Trying to get pregnant? Make sure you know the bottom line on baby-making—what you don't understand can affect your bub-to-be's health.
Read more »
7. Stay safe
"Injuries are the leading cause of maternal death during pregnancy," says Andrea Carlson Gielen, Sc.D., Sc.M., director of the Center for Injury Research and Policy at Johns Hopkins Bloomberg School of Public Health in Baltimore. Motor vehicle crashes are the most frequent cause of traumatic injury to pregnant women, and in a crash, those who aren't wearing seat belts are three times as likely to lose their baby as those who are buckled up. Adjust the lap belt across your hip-pelvis area and below your belly.
"The second most common source of traumatic injury in pregnancy is domestic violence," Gielen says. A recent Harvard study found that women who experienced violence from their male partners during their pregnancies were 37 percent more likely to deliver their babies early, and their babies had a more than 30 percent greater likelihood of requiring intensive care after birth. Women who are being abused can call the National Domestic Violence Hotline for help (800-799-SAFE).
8. Get off your butt
According to the American College of Obstetricians and Gynecologists, unless they have medical reasons not to, all pregnant women should exercise a minimum of 30minutes a day, six or seven days a week. "The good news is that this amount of exercise can be done in small increments--for example, three 10-minute segments when morning sickness or pregnancy fatigue is high," says Cincinnati-based exercise physiologist Renee M. Jeffreys, M.S., co-author with OB-GYN Karen Nordahl, M.D., of Fit to Deliver: An Innovative Prenatal and Postpartum Fitness Program (Hartley & Marks, 2005).

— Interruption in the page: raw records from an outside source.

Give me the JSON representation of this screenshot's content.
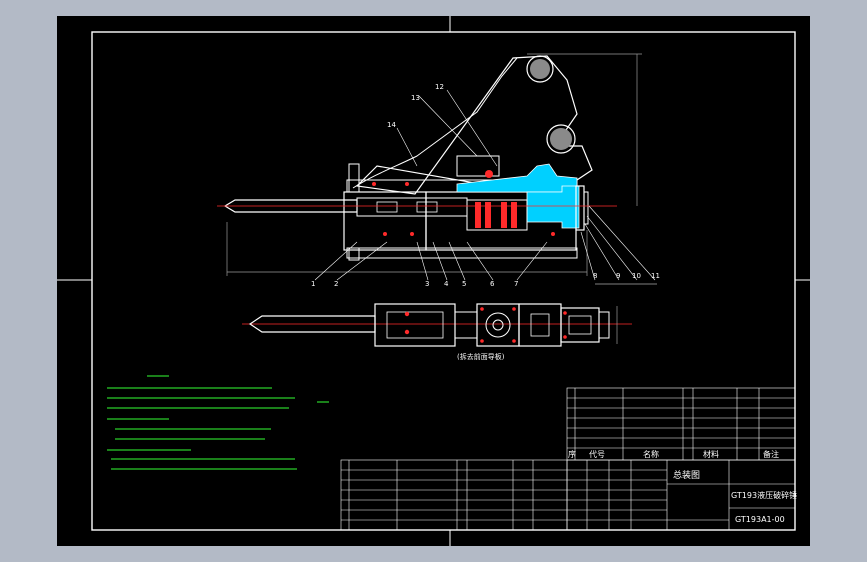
{
  "drawing": {
    "title_block": {
      "drawing_type": "总装图",
      "product_name": "GT193液压破碎锤",
      "drawing_number": "GT193A1-00"
    },
    "bom_header": {
      "col_seq": "序",
      "col_code": "代号",
      "col_name": "名称",
      "col_material": "材料",
      "col_remark": "备注"
    },
    "view_caption": "(拆去前面导板)",
    "part_callouts": [
      "1",
      "2",
      "3",
      "4",
      "5",
      "6",
      "7",
      "8",
      "9",
      "10",
      "11",
      "12",
      "13",
      "14"
    ]
  },
  "colors": {
    "background": "#b3bac6",
    "canvas": "#000000",
    "outline": "#ffffff",
    "cylinder": "#00d0ff",
    "accent_red": "#ff2a2a",
    "dimension": "#9a9a9a",
    "notes": "#33ff33",
    "table": "#ffffff"
  }
}
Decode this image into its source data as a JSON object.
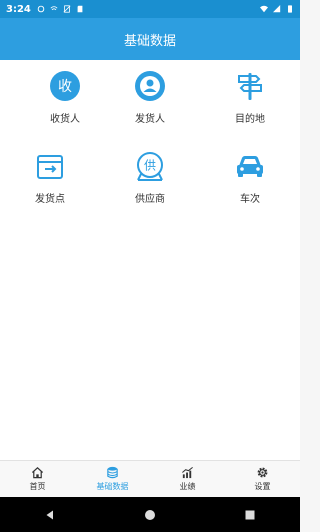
{
  "status_bar": {
    "time": "3:24"
  },
  "header": {
    "title": "基础数据"
  },
  "tiles": [
    {
      "label": "收货人",
      "glyph": "收"
    },
    {
      "label": "发货人"
    },
    {
      "label": "目的地"
    },
    {
      "label": "发货点"
    },
    {
      "label": "供应商",
      "glyph": "供"
    },
    {
      "label": "车次"
    }
  ],
  "tabs": [
    {
      "label": "首页"
    },
    {
      "label": "基础数据"
    },
    {
      "label": "业绩"
    },
    {
      "label": "设置"
    }
  ],
  "colors": {
    "accent": "#2d9ee0",
    "status_bar": "#1a8fd0"
  }
}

"There are numerous emotional and physiological benefits to exercising when you're pregnant," explains Nordahl, a clinical associate instructor in the Department of Family Practice at the University of British Columbia. "You'll probably feel more energized; you'll tend to sleep better; and your day-to-day activities won't seem as difficult if you're fit."
Regular stretching and exercise also can relieve backaches, constipation and morning sickness. Plus, having a strong heart and lungs will help you get through your upcoming marathon: giving birth. Low-impact activities, such as walking, swimming, prenatal yoga and Pilates, mild aerobics and stretching, are best, as are abdominal exercises.
However you choose to keep moving, avoid overheating, drink plenty of water and stop exercising immediately if you feel nauseous, weak or faint or get muscle cramps.